## Task goal
Give again only what runs from the line with "Output a JSON" to the final line of the entries below, exactly as written and without pictures.

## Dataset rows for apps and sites
-=-=-=-=-
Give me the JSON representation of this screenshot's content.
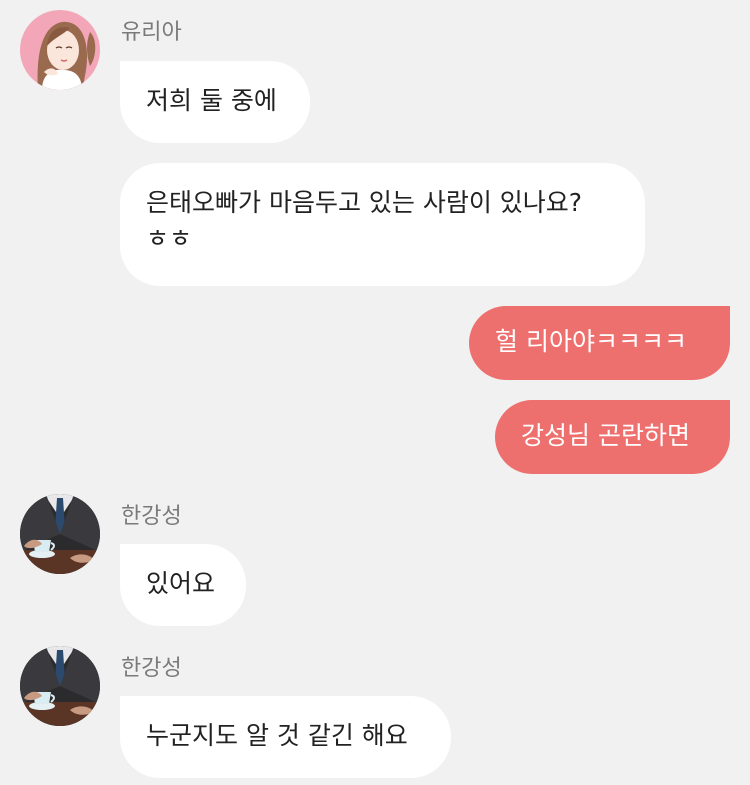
{
  "messages": [
    {
      "sender": "유리아",
      "text": "저희 둘 중에"
    },
    {
      "text_lines": [
        "은태오빠가 마음두고 있는 사람이 있나요?",
        "ㅎㅎ"
      ]
    },
    {
      "text": "헐 리아야ㅋㅋㅋㅋ"
    },
    {
      "text": "강성님 곤란하면"
    },
    {
      "sender": "한강성",
      "text": "있어요"
    },
    {
      "sender": "한강성",
      "text": "누군지도 알 것 같긴 해요"
    }
  ],
  "colors": {
    "background": "#f1f1f1",
    "incoming_bubble": "#ffffff",
    "outgoing_bubble": "#ee706e",
    "sender_name": "#7a7a7a"
  },
  "icons": {
    "avatar_yuria": "illustrated-woman-avatar",
    "avatar_hangangseong": "man-in-suit-with-coffee-avatar"
  }
}
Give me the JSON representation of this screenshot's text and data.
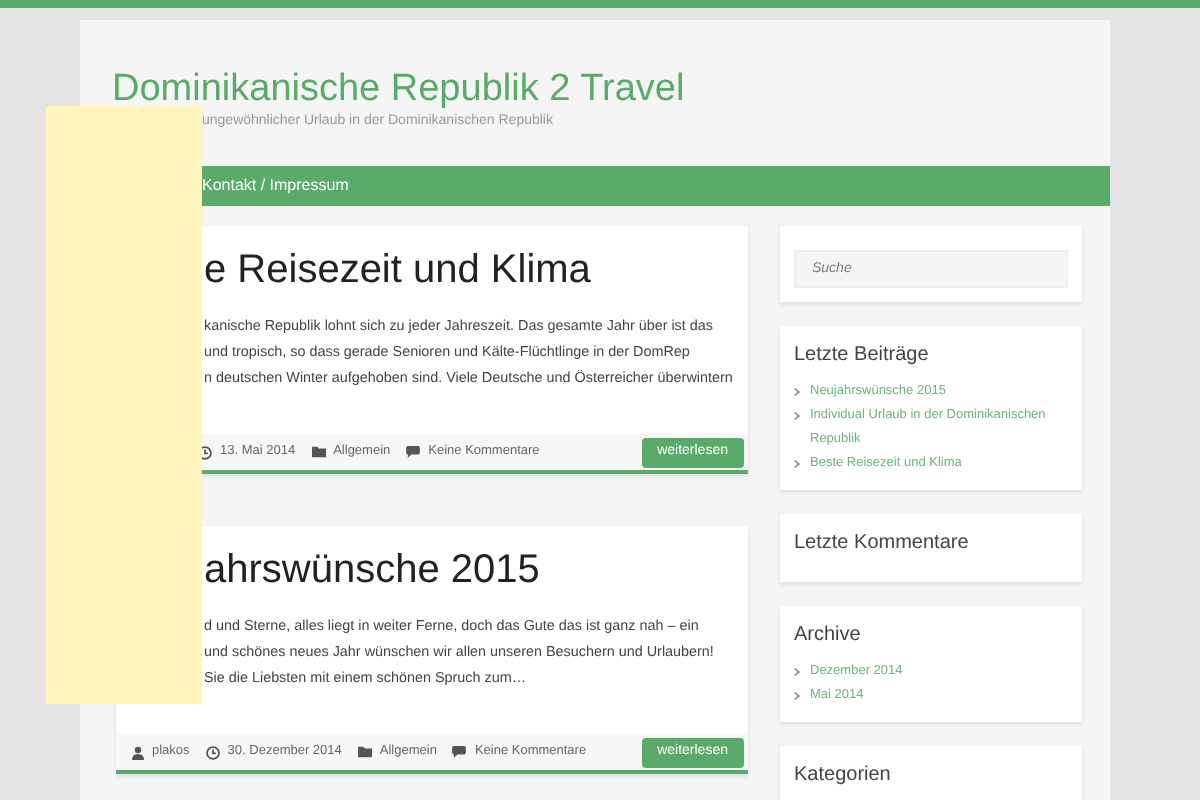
{
  "site": {
    "title": "Dominikanische Republik 2 Travel",
    "tagline": "ungewöhnlicher Urlaub in der Dominikanischen Republik"
  },
  "nav": {
    "items": [
      "Kontakt / Impressum"
    ]
  },
  "posts": [
    {
      "title": "e Reisezeit und Klima",
      "excerpt": [
        "kanische Republik lohnt sich zu jeder Jahreszeit. Das gesamte Jahr über ist das",
        "und tropisch, so dass gerade Senioren und Kälte-Flüchtlinge in der DomRep",
        "n deutschen Winter aufgehoben sind. Viele Deutsche und Österreicher überwintern"
      ],
      "date": "13. Mai 2014",
      "category": "Allgemein",
      "comments": "Keine Kommentare",
      "button": "weiterlesen"
    },
    {
      "title": "ahrswünsche 2015",
      "excerpt": [
        "d und Sterne, alles liegt in weiter Ferne, doch das Gute das ist ganz nah – ein",
        "und schönes neues Jahr wünschen wir allen unseren Besuchern und Urlaubern!",
        "Sie die Liebsten mit einem schönen Spruch zum…"
      ],
      "author": "plakos",
      "date": "30. Dezember 2014",
      "category": "Allgemein",
      "comments": "Keine Kommentare",
      "button": "weiterlesen"
    }
  ],
  "sidebar": {
    "search": {
      "placeholder": "Suche"
    },
    "widgets": [
      {
        "title": "Letzte Beiträge",
        "items": [
          "Neujahrswünsche 2015",
          "Individual Urlaub in der Dominikanischen Republik",
          "Beste Reisezeit und Klima"
        ]
      },
      {
        "title": "Letzte Kommentare"
      },
      {
        "title": "Archive",
        "items": [
          "Dezember 2014",
          "Mai 2014"
        ]
      },
      {
        "title": "Kategorien"
      }
    ]
  }
}
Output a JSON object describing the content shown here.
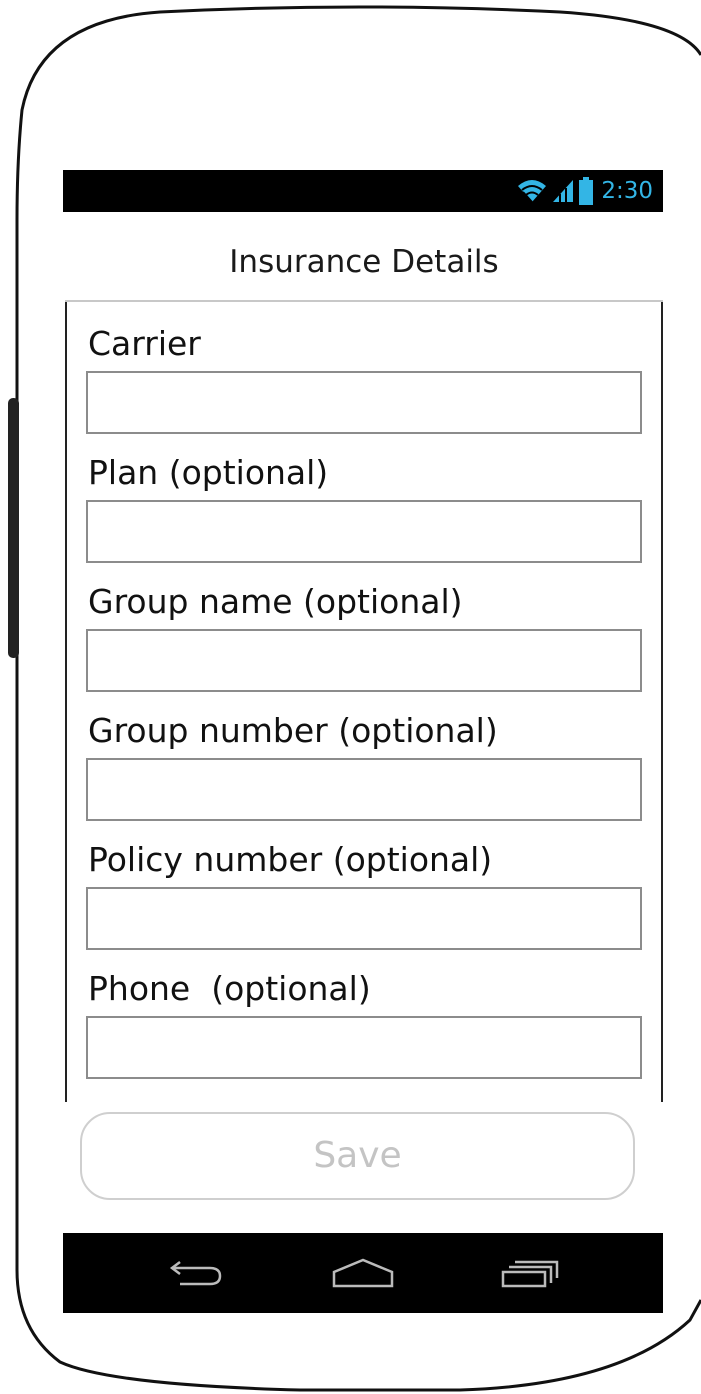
{
  "status_bar": {
    "time": "2:30",
    "icons": [
      "wifi-icon",
      "signal-icon",
      "battery-icon"
    ],
    "accent_color": "#33b5e5"
  },
  "header": {
    "title": "Insurance Details"
  },
  "form": {
    "fields": [
      {
        "label": "Carrier",
        "value": ""
      },
      {
        "label": "Plan (optional)",
        "value": ""
      },
      {
        "label": "Group name (optional)",
        "value": ""
      },
      {
        "label": "Group number (optional)",
        "value": ""
      },
      {
        "label": "Policy number (optional)",
        "value": ""
      },
      {
        "label": "Phone  (optional)",
        "value": ""
      }
    ],
    "save_label": "Save"
  },
  "nav_bar": {
    "buttons": [
      "back-icon",
      "home-icon",
      "recent-apps-icon"
    ]
  }
}
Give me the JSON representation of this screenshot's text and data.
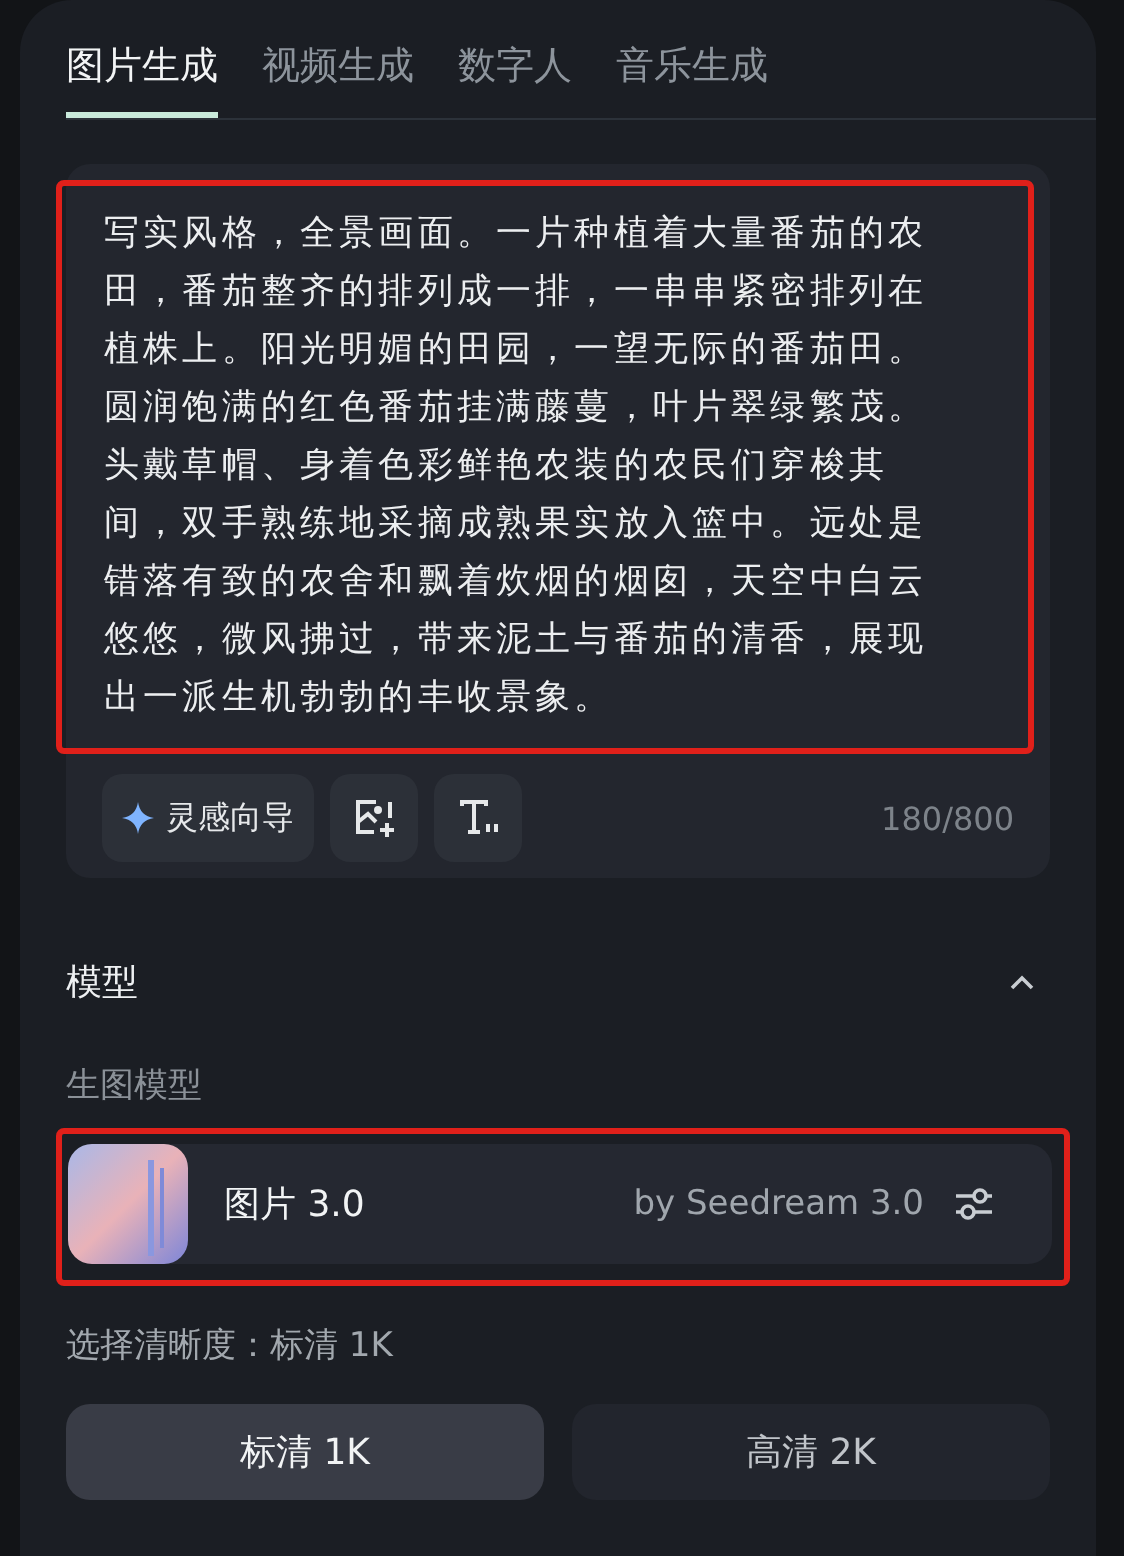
{
  "tabs": [
    {
      "label": "图片生成",
      "selected": true
    },
    {
      "label": "视频生成",
      "selected": false
    },
    {
      "label": "数字人",
      "selected": false
    },
    {
      "label": "音乐生成",
      "selected": false
    }
  ],
  "prompt": {
    "value": "写实风格，全景画面。一片种植着大量番茄的农田，番茄整齐的排列成一排，一串串紧密排列在植株上。阳光明媚的田园，一望无际的番茄田。圆润饱满的红色番茄挂满藤蔓，叶片翠绿繁茂。头戴草帽、身着色彩鲜艳农装的农民们穿梭其间，双手熟练地采摘成熟果实放入篮中。远处是错落有致的农舍和飘着炊烟的烟囱，天空中白云悠悠，微风拂过，带来泥土与番茄的清香，展现出一派生机勃勃的丰收景象。",
    "highlighted": true,
    "inspiration_button": "灵感向导",
    "counter": "180/800"
  },
  "model_section": {
    "title": "模型",
    "expanded": true,
    "label": "生图模型",
    "model": {
      "name": "图片 3.0",
      "provider": "by Seedream 3.0",
      "highlighted": true
    }
  },
  "resolution": {
    "label": "选择清晰度：标清 1K",
    "options": [
      {
        "label": "标清 1K",
        "selected": true
      },
      {
        "label": "高清 2K",
        "selected": false
      }
    ]
  }
}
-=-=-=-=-
## Answer area
Output a JSON object describing the content shown here.
{
  "status_bar": {
    "time": "2:30",
    "icons": [
      "wifi-icon",
      "signal-icon",
      "battery-icon"
    ],
    "accent_color": "#33b5e5"
  },
  "header": {
    "title": "Insurance Details"
  },
  "form": {
    "fields": [
      {
        "label": "Carrier",
        "value": ""
      },
      {
        "label": "Plan (optional)",
        "value": ""
      },
      {
        "label": "Group name (optional)",
        "value": ""
      },
      {
        "label": "Group number (optional)",
        "value": ""
      },
      {
        "label": "Policy number (optional)",
        "value": ""
      },
      {
        "label": "Phone  (optional)",
        "value": ""
      }
    ],
    "save_label": "Save"
  },
  "nav_bar": {
    "buttons": [
      "back-icon",
      "home-icon",
      "recent-apps-icon"
    ]
  }
}
Give me the JSON representation of this screenshot's text and data.
{
  "tabs": [
    {
      "label": "图片生成",
      "selected": true
    },
    {
      "label": "视频生成",
      "selected": false
    },
    {
      "label": "数字人",
      "selected": false
    },
    {
      "label": "音乐生成",
      "selected": false
    }
  ],
  "prompt": {
    "value": "写实风格，全景画面。一片种植着大量番茄的农田，番茄整齐的排列成一排，一串串紧密排列在植株上。阳光明媚的田园，一望无际的番茄田。圆润饱满的红色番茄挂满藤蔓，叶片翠绿繁茂。头戴草帽、身着色彩鲜艳农装的农民们穿梭其间，双手熟练地采摘成熟果实放入篮中。远处是错落有致的农舍和飘着炊烟的烟囱，天空中白云悠悠，微风拂过，带来泥土与番茄的清香，展现出一派生机勃勃的丰收景象。",
    "highlighted": true,
    "inspiration_button": "灵感向导",
    "counter": "180/800"
  },
  "model_section": {
    "title": "模型",
    "expanded": true,
    "label": "生图模型",
    "model": {
      "name": "图片 3.0",
      "provider": "by Seedream 3.0",
      "highlighted": true
    }
  },
  "resolution": {
    "label": "选择清晰度：标清 1K",
    "options": [
      {
        "label": "标清 1K",
        "selected": true
      },
      {
        "label": "高清 2K",
        "selected": false
      }
    ]
  }
}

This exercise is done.